In the past few seasons though, as much as the Wings opponents have played well (especially the goalies the Wings have faced) they have as much beaten themselves as anything. And while the Wings goaltending is what usually takes most of the blame (as the old saying goes, the three toughest jobs in Detroit Sports are starting quarterback for the Detroit Lions and Michigan Wolverines, and starting goalie for the Detroit Red Wings) the biggest problem the Wings have had is lack of scoring. It always seems that no matter how well the team performs in the regular season, once the playoff hits, they try to get too cute. Make one too many passes. Try too long to get just in the right spot before taking a shot on goal.
Injuries have also played a major role in the Wings lack of playoff offensive output. Last season, for example, Pavel Datsyuk was a non-factor, but he also probably shouldn't have been on the ice. With Datsyuk's new $46 million contract in hand, there will be a lot of pressure on him to step up his game to the next pay grade and put the Wings on his back and carry them if he has to. And with the health of the Wings other top scorer, Henrik Zetterberg, a real question mark, it may be Datsyuk's team to lead.
How far the Wings go, and even whether they will beat the Flames, will be in large part determined by the team's health. Losing defenseman Niklas Kronwall to a broken hip was a big blow (and you have to feel bad for Kronwall who has suffered one freak injury after another in his young NHL career) and even though Henrik Zetterberg says he'll be ready to go in the playoffs, he won't be 100%, and that is going to hurt (literally and figuratively). If Zetterberg doesn't heal fast, the Red Wings won't be going far in the playoffs.
Plus, there's another downside to playing Calgary, as Christy over at Behind the Jersey points out. The games are going to be on late. The absurdity of the Red Wings playing in the Western Conference is very frustrating. Nevermind seeing the Toronto Maple Leafs and Montreal Canadians only once a year (if that). It means playoff games starting at 10:30 EST and ending past 1:00 in the morning. It wasn't fun when I was in high school and we had 10:30 games at Anaheim and it's less fun when I have finals to study for and games keeping me up all hours of the night. Though, at least I will be able to watch the Tigers games at 7:00 and still catch the Wings later on. I'll review notecards in between periods. I do have priorities after all.

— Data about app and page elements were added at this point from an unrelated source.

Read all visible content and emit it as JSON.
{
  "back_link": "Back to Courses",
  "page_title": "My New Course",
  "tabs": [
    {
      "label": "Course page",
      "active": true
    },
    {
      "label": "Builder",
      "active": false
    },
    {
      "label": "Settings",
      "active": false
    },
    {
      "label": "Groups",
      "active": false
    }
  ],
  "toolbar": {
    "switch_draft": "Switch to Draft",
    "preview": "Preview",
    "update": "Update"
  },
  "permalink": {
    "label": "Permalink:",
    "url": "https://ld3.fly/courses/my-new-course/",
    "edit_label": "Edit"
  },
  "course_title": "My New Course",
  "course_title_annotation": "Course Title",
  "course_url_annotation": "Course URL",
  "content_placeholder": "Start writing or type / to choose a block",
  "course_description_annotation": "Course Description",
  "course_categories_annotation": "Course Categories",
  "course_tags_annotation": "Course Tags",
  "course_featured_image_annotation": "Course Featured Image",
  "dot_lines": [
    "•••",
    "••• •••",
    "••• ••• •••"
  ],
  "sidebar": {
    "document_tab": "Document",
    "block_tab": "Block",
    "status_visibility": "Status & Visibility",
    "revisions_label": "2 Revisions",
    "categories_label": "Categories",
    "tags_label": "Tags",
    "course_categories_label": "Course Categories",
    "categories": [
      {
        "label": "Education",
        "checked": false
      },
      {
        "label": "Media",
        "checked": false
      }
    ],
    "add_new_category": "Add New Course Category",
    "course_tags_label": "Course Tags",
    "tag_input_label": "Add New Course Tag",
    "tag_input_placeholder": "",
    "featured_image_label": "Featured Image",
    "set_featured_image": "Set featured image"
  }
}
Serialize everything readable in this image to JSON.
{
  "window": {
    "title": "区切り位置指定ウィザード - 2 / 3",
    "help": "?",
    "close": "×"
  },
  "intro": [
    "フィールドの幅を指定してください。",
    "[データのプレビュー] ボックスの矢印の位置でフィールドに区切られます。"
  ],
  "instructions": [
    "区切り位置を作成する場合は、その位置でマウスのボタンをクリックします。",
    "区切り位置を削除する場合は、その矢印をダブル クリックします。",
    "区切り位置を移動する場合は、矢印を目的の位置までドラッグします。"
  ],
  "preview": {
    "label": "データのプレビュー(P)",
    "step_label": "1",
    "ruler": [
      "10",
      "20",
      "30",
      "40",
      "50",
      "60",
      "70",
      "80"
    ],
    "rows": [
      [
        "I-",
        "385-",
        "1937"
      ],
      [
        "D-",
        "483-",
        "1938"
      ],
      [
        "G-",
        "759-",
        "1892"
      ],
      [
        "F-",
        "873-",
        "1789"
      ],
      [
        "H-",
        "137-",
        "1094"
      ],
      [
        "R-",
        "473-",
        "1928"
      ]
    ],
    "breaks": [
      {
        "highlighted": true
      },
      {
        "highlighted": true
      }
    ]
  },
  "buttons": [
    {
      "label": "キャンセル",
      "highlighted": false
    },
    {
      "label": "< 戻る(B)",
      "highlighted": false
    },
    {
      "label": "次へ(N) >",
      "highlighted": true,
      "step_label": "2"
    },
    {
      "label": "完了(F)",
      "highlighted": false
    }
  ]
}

So, looking for a prediction after all of these fun tangents? Red Wings in 6, though I reserve the right to change that prediction if Zetterberg doesn't come back. Should be a fun series though. About time NHL playoff hockey is back. It's been too long.